Given the records below, set each one down again exactly as it reads.
━━━━━ Input data ━━━━━
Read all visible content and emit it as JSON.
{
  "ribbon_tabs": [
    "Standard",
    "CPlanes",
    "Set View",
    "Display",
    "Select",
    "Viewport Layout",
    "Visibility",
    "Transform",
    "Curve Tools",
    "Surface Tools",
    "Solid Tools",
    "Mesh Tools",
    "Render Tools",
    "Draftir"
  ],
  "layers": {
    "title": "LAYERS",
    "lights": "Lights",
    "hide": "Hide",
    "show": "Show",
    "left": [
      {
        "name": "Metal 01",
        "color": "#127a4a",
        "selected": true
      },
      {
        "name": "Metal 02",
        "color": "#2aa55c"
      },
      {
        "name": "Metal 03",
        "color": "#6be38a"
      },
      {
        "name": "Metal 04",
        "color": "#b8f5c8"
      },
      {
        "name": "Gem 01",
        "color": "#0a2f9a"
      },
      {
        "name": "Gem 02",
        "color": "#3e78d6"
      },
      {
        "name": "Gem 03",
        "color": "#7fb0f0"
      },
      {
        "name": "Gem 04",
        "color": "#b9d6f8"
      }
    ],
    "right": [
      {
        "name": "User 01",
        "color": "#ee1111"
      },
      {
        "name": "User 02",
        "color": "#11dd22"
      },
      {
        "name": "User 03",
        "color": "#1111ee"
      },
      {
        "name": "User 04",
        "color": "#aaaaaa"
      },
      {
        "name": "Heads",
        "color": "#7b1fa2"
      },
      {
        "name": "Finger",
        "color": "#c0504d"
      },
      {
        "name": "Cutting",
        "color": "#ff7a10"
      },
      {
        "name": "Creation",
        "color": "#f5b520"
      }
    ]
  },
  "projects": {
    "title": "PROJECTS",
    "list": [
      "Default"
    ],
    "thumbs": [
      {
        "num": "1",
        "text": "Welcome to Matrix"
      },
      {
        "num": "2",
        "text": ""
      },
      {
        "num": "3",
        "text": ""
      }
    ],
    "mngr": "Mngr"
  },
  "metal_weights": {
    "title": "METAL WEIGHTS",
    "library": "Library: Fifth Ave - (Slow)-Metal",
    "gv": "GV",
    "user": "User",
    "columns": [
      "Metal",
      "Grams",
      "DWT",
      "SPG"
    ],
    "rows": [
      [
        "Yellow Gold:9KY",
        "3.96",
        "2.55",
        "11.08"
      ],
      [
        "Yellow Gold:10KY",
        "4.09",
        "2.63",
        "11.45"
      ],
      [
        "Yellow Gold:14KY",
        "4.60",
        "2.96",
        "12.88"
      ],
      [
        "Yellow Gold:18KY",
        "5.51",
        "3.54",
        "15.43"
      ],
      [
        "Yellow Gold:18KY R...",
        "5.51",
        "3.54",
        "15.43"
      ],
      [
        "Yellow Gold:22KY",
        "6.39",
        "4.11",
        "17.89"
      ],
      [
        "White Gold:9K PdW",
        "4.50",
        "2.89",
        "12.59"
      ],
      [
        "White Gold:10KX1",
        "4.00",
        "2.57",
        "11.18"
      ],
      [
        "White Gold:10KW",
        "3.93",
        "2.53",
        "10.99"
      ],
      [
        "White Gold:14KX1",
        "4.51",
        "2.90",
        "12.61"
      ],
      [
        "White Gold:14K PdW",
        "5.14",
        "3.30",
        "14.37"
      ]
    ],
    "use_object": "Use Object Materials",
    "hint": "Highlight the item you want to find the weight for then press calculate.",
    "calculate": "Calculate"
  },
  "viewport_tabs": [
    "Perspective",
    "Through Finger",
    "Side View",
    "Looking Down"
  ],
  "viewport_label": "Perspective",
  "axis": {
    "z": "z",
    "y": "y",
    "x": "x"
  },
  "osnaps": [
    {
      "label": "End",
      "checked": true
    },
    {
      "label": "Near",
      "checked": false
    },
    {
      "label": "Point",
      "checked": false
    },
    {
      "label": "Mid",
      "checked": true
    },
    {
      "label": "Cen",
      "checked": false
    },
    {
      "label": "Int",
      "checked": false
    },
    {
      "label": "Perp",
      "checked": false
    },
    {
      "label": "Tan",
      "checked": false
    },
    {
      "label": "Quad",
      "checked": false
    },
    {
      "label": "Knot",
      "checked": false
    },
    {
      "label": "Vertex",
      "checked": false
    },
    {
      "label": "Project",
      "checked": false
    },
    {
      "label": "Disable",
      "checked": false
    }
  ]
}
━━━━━
■ Output ■
Read all visible content and emit it as JSON.
{
  "ribbon_tabs": [
    "Standard",
    "CPlanes",
    "Set View",
    "Display",
    "Select",
    "Viewport Layout",
    "Visibility",
    "Transform",
    "Curve Tools",
    "Surface Tools",
    "Solid Tools",
    "Mesh Tools",
    "Render Tools",
    "Draftir"
  ],
  "layers": {
    "title": "LAYERS",
    "lights": "Lights",
    "hide": "Hide",
    "show": "Show",
    "left": [
      {
        "name": "Metal 01",
        "color": "#127a4a",
        "selected": true
      },
      {
        "name": "Metal 02",
        "color": "#2aa55c"
      },
      {
        "name": "Metal 03",
        "color": "#6be38a"
      },
      {
        "name": "Metal 04",
        "color": "#b8f5c8"
      },
      {
        "name": "Gem 01",
        "color": "#0a2f9a"
      },
      {
        "name": "Gem 02",
        "color": "#3e78d6"
      },
      {
        "name": "Gem 03",
        "color": "#7fb0f0"
      },
      {
        "name": "Gem 04",
        "color": "#b9d6f8"
      }
    ],
    "right": [
      {
        "name": "User 01",
        "color": "#ee1111"
      },
      {
        "name": "User 02",
        "color": "#11dd22"
      },
      {
        "name": "User 03",
        "color": "#1111ee"
      },
      {
        "name": "User 04",
        "color": "#aaaaaa"
      },
      {
        "name": "Heads",
        "color": "#7b1fa2"
      },
      {
        "name": "Finger",
        "color": "#c0504d"
      },
      {
        "name": "Cutting",
        "color": "#ff7a10"
      },
      {
        "name": "Creation",
        "color": "#f5b520"
      }
    ]
  },
  "projects": {
    "title": "PROJECTS",
    "list": [
      "Default"
    ],
    "thumbs": [
      {
        "num": "1",
        "text": "Welcome to Matrix"
      },
      {
        "num": "2",
        "text": ""
      },
      {
        "num": "3",
        "text": ""
      }
    ],
    "mngr": "Mngr"
  },
  "metal_weights": {
    "title": "METAL WEIGHTS",
    "library": "Library: Fifth Ave - (Slow)-Metal",
    "gv": "GV",
    "user": "User",
    "columns": [
      "Metal",
      "Grams",
      "DWT",
      "SPG"
    ],
    "rows": [
      [
        "Yellow Gold:9KY",
        "3.96",
        "2.55",
        "11.08"
      ],
      [
        "Yellow Gold:10KY",
        "4.09",
        "2.63",
        "11.45"
      ],
      [
        "Yellow Gold:14KY",
        "4.60",
        "2.96",
        "12.88"
      ],
      [
        "Yellow Gold:18KY",
        "5.51",
        "3.54",
        "15.43"
      ],
      [
        "Yellow Gold:18KY R...",
        "5.51",
        "3.54",
        "15.43"
      ],
      [
        "Yellow Gold:22KY",
        "6.39",
        "4.11",
        "17.89"
      ],
      [
        "White Gold:9K PdW",
        "4.50",
        "2.89",
        "12.59"
      ],
      [
        "White Gold:10KX1",
        "4.00",
        "2.57",
        "11.18"
      ],
      [
        "White Gold:10KW",
        "3.93",
        "2.53",
        "10.99"
      ],
      [
        "White Gold:14KX1",
        "4.51",
        "2.90",
        "12.61"
      ],
      [
        "White Gold:14K PdW",
        "5.14",
        "3.30",
        "14.37"
      ]
    ],
    "use_object": "Use Object Materials",
    "hint": "Highlight the item you want to find the weight for then press calculate.",
    "calculate": "Calculate"
  },
  "viewport_tabs": [
    "Perspective",
    "Through Finger",
    "Side View",
    "Looking Down"
  ],
  "viewport_label": "Perspective",
  "axis": {
    "z": "z",
    "y": "y",
    "x": "x"
  },
  "osnaps": [
    {
      "label": "End",
      "checked": true
    },
    {
      "label": "Near",
      "checked": false
    },
    {
      "label": "Point",
      "checked": false
    },
    {
      "label": "Mid",
      "checked": true
    },
    {
      "label": "Cen",
      "checked": false
    },
    {
      "label": "Int",
      "checked": false
    },
    {
      "label": "Perp",
      "checked": false
    },
    {
      "label": "Tan",
      "checked": false
    },
    {
      "label": "Quad",
      "checked": false
    },
    {
      "label": "Knot",
      "checked": false
    },
    {
      "label": "Vertex",
      "checked": false
    },
    {
      "label": "Project",
      "checked": false
    },
    {
      "label": "Disable",
      "checked": false
    }
  ]
}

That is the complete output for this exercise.